NATIONWIDE INSURANCE COMPANY OF FLORIDA, Petitioner, v. Albertha NELSON, Respondent.
Nationwide Insurance Company of Florida seeks certiorari review of a trial court discovery order requiring it to produce all home inspection reports that HSA Engineers and Scientists generated on its behalf during a three-year period. Determining that the discovery request is overbroad and unduly burdensome, we grant the petition for certiorari and quash the trial court's order.
After Albertha Nelson suffered losses and damages to her home from allegedly improperly applied stucco, she submitted a claim for coverage to her homeowner's insurer, Nationwide. As part of its evaluation of Nelson's claim, Nationwide retained HSA to inspect her home. Nationwide subsequently denied Nelson's claim for coverage on the ground that the losses and damages were not covered by Nelson's insurance contract.
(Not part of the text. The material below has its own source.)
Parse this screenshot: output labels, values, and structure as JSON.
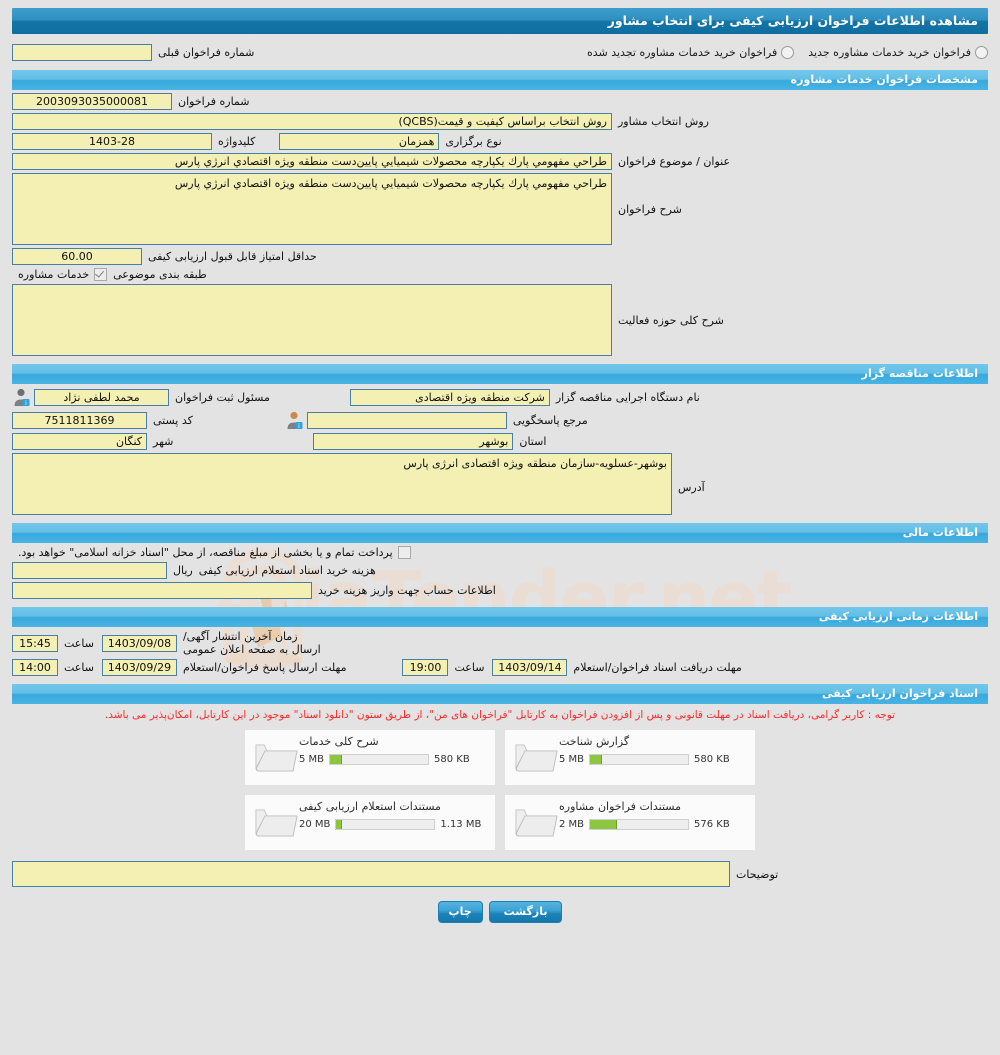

Nelson then filed a lawsuit against Nationwide for breach of the parties' insurance contract. During discovery, Nelson requested certain documents from Nationwide in order to determine the extent of HSA's relationship with Nationwide in an effort to show that HSA was biased towards Nationwide. Specifically, Nelson sought production of all home inspection reports HSA generated for Nationwide throughout the country for the five-year period preceding the inspection of her home. Nationwide objected arguing, among other things, that the request was overbroad and unduly burdensome. The trial court ordered discovery of all such reports, but limited the timeframe to the three-year time period preceding the inspection of Nelson's home, and allowed Nationwide to redact any information from the reports which identified proprietary information or work product.
Nationwide filed a motion for rehearing in which it argued that complying with the trial court's order would cost Nationwide in excess of $32,000.00, and require over 400 man hours to accomplish. In addition, Nationwide's counsel would be required to spend a minimum of 30 minutes per report reviewing and redacting information, as well as additional time discussing the content of each report with Nationwide and preparing a privilege log. Nationwide estimated that the privilege log would take approximately twelve minutes per report at an hourly attorney rate of $150.00. Affidavits were attached to the motion supporting these claims. The motion for rehearing was denied.
In Allstate Insurance. Co. v. Boecher, 733 So.2d 993 (Fla.1999), our supreme court explained that “certiorari is the appropriate remedy when a discovery order ‘departs from the essential requirements of law and thus causes a material injury to the petitioner throughout the remainder of the proceedings, effectively leaving no adequate remedy on appeal.’ “ Id. at 999 (citing Allstate Ins. Co. v. Langston, 655 So.2d 91, 94–95 (Fla .1995)). See also Stihl Se. Inc. v. Green Thumb Lawn & Garden Center Newco, Inc., 974 So.2d 1200 (Fla. 5th DCA 2008). In this case, the trial court's discovery order meets the criteria for certiorari relief. Accordingly, we grant Nationwide's petition and quash the trial court's order. See Allstate Ins. Co. v. Pinder, 746 So.2d 1255 (Fla. 5th DCA 1999) (holding that plaintiffs were not allowed to obtain documents showing identity of all cases in last three years in which defendant's doctors were retained to perform exams).
PETITION GRANTED; ORDER QUASHED.
GRIFFIN, PALMER and MONACO, JJ., concur.